Real estate law, or property law, generally refers to the laws controlling the ownership or use of land in the United States. Real estate law is a branch of civil law that covers the right to possess, use, and enjoy land and the permanent man-made additions attached to it. Real estate law directly or indirectly impacts most of us on a daily basis, affecting homeowners, renters, landlords, home buyers, and home sellers.
In the United States, every state has exclusive jurisdiction over the land within its borders. Each state has the power to determine the form and effect of a transfer of real property in its jurisdiction. As a result, state law requirements vary significantly from state to state.
There are generally two types of property: real property and personal property. Most of the legal concepts and rules associated with both types of property are derived from British common law. Back then, "real property," often shortened to just property, generally referred to land and fixtures upon land. In modern times, real estate has become an American umbrella term for buying, selling, renting and using land.
Specifically, real property is land and ordinarily anything erected on, growing on, or affixed to it, including buildings and crops. The term land, in its general usage, includes not only the face of the earth but everything of a permanent nature over or under it, including minerals, oil, and gases.
Personal property, meanwhile, is anything other than land that can be the subject of ownership, including stocks, money, notes, intellectual property as well as intangible property.
When a piece of property is sold, real estate brokers or agents are often hired by the seller to obtain a buyer for a property. Real estate brokers, agents, and salespeople are licensed and regulated by local state laws.
A real estate agreement between a buyer and seller of real estate is governed by general principles of contract law and individual state laws. The sale or transfer of real property is almost always required to be in writing. It is often required in real estate contracts that the title to the property sold be "marketable." An attorney or a title insurance company is frequently employed to investigate a title's legal marketability.
In order to pass the title, a deed with a proper description of the land must be executed and delivered. Some states require that the deed be officially recorded to establish ownership of the property and/or provide notice of its transfer to subsequent purchasers.
In addition to the purchase or sale of lands, states typically regulate the renting or leasing of property for residential or commercial purposes. Such laws cover a range of practices, such as how security deposits are handled, evictions, and more.

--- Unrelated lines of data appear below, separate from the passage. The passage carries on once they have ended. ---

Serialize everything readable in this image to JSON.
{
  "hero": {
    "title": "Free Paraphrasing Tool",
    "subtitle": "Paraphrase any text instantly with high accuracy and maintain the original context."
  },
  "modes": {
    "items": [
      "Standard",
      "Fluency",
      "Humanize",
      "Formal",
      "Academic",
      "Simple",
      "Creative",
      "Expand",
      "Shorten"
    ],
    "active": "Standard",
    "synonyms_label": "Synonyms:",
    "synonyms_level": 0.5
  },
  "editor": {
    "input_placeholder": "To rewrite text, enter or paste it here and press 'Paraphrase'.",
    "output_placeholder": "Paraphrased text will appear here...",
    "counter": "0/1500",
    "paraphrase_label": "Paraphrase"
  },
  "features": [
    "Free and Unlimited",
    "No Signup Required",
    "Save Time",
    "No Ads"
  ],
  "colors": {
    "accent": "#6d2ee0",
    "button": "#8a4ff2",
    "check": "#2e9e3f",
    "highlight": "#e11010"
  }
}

State and local laws may also have a substantial effect on how owners use their property. Zoning and environmental laws affect development and construction projects. Further, community or homeowner association rules affect the use of property in many modern residential communities. FindLaw's Real Estate Center has in-depth information on buying a home, refinancing a home, selling a home, avoiding foreclosure, and more. You can find out what you need to know about renter's rights, finding the right mortgage, home equity loans, foreclosure, and a host of other real estate issues.